“We have amazing product. Everyone’s all about European designs…and they’re willing to pay the price. But Mexican craft is often undervalued because they associate it with cheap labor,” she says. “This happens and it’s not fair…Mexico has amazing artisans that are not highlighted enough.”
One reason the family chose to open a shop in Los Altos is the community’s family-friendly nature, she says. The family’s children have been giving their own input about the business that their parents have taken into account. For instance, their kids nixed the idea of having a separate kids’ menu and are pushing to have a rotating portfolio of activity sheets so that other children who visit don’t have to do the same mazes, word searches or draw-by-number activities every time. Domínguez-Porter says she also plans to stock kid-friendly items in the shop.
The space is small, with just a handful of tables and a bar, while the shop occupies a space in the front, separated from the cafe with custom-made glass walls. Elements from around the restaurant were painstakingly selected to highlight local and Mexican craftspeople – especially from Domínguez-Porter’s family hometown of Guadalajara, she says.
The tile work on the floor of the restaurant, the back patio and the shop interior is all from Guadalajara. The tiles in the shop are particularly elaborate, made using old-fashioned cement tile techniques. The bespoke approach to the interior design, combined with industry-wide construction and supply chain issues, led to some of the delays the couple experienced as they were preparing to open their cafe-retail space.
The menu focuses on beverages like wine, beer and coffee, plus lighter Mexican-inspired fare – salads, soups like the sopa de chayote, made with an indigenous squash from Mexico and molletes, a toast served with beans, cheese, salsa fresca and pico de gallo. They’re also offering chilaquiles with two kinds of roasted salsa, served with beans and topped with a fried egg and avocado.
Cafe offerings include an oat milk latte served cold with agave nectar, a “chiquito” – similar to a flat white with frothed milk folded in – drinking chocolates that highlight the products of different farms, and teas from Proyecto Diaz, an East Bay-based coffee roaster. The wine offerings will highlight natural wines from Mexico, while the beers will primarily be Belgian ales, building on Porter’s expertise from his former business.
Offering both a retail shop and food is part of the food and drink industry veterans’ efforts to stay flexible through changing times, Domínguez-Porter explains.
“We want to have a really flexible model, because after the pandemic you can’t really just be one thing,” she says. “We have a menu set, of course…but I think it’s also important to make sure we have the support staff we need, and that’s really hard right now, especially if you’re opening during the holidays.”
During their soft opening, she adds, they want to have fun as they get their feet wet and collect early customer feedback. With Tal Palo opening during the holiday season, the restaurant is available for private parties, and its owners are planning to observe the Mexican celebration of Las Posadas, a religious festival celebrated from Dec. 16-24 in Mexico, the U.S. and parts of Latin America, with pozole and ponche this week.

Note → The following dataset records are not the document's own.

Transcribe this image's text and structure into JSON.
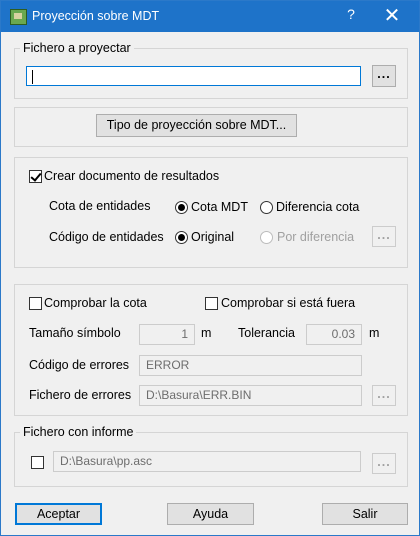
{
  "window": {
    "title": "Proyección sobre MDT",
    "help_label": "?",
    "close_label": "✕"
  },
  "fichero_proyectar": {
    "legend": "Fichero a proyectar",
    "value": "",
    "browse_label": "..."
  },
  "tipo_proyeccion": {
    "button_label": "Tipo de proyección sobre MDT..."
  },
  "resultados": {
    "crear_label": "Crear documento de resultados",
    "crear_checked": true,
    "cota_label": "Cota de entidades",
    "cota_options": [
      "Cota MDT",
      "Diferencia cota"
    ],
    "codigo_label": "Código de entidades",
    "codigo_options": [
      "Original",
      "Por diferencia"
    ],
    "browse_label": "..."
  },
  "errores": {
    "comprobar_cota_label": "Comprobar la cota",
    "comprobar_fuera_label": "Comprobar si está fuera",
    "tamano_label": "Tamaño símbolo",
    "tamano_value": "1",
    "tamano_unit": "m",
    "tolerancia_label": "Tolerancia",
    "tolerancia_value": "0.03",
    "tolerancia_unit": "m",
    "codigo_label": "Código de errores",
    "codigo_value": "ERROR",
    "fichero_label": "Fichero de errores",
    "fichero_value": "D:\\Basura\\ERR.BIN",
    "browse_label": "..."
  },
  "informe": {
    "legend": "Fichero con informe",
    "value": "D:\\Basura\\pp.asc",
    "browse_label": "..."
  },
  "buttons": {
    "aceptar": "Aceptar",
    "ayuda": "Ayuda",
    "salir": "Salir"
  }
}
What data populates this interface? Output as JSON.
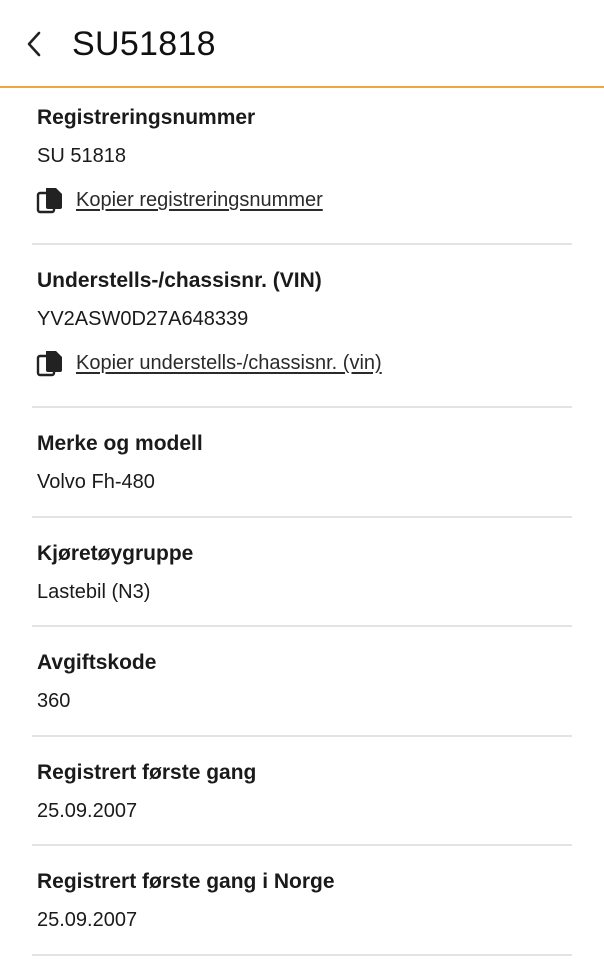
{
  "header": {
    "title": "SU51818"
  },
  "fields": [
    {
      "label": "Registreringsnummer",
      "value": "SU 51818",
      "copy_label": "Kopier registreringsnummer"
    },
    {
      "label": "Understells-/chassisnr. (VIN)",
      "value": "YV2ASW0D27A648339",
      "copy_label": "Kopier understells-/chassisnr. (vin)"
    },
    {
      "label": "Merke og modell",
      "value": "Volvo Fh-480"
    },
    {
      "label": "Kjøretøygruppe",
      "value": "Lastebil (N3)"
    },
    {
      "label": "Avgiftskode",
      "value": "360"
    },
    {
      "label": "Registrert første gang",
      "value": "25.09.2007"
    },
    {
      "label": "Registrert første gang i Norge",
      "value": "25.09.2007"
    }
  ],
  "colors": {
    "accent": "#f0a640",
    "divider": "#e3e3e3",
    "text": "#1a1a1a"
  },
  "icons": {
    "back": "chevron-left-icon",
    "copy": "copy-icon"
  }
}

“We have traditions. We have our family traditions, we have traditions in our community, and we want to be involved in that,” she says.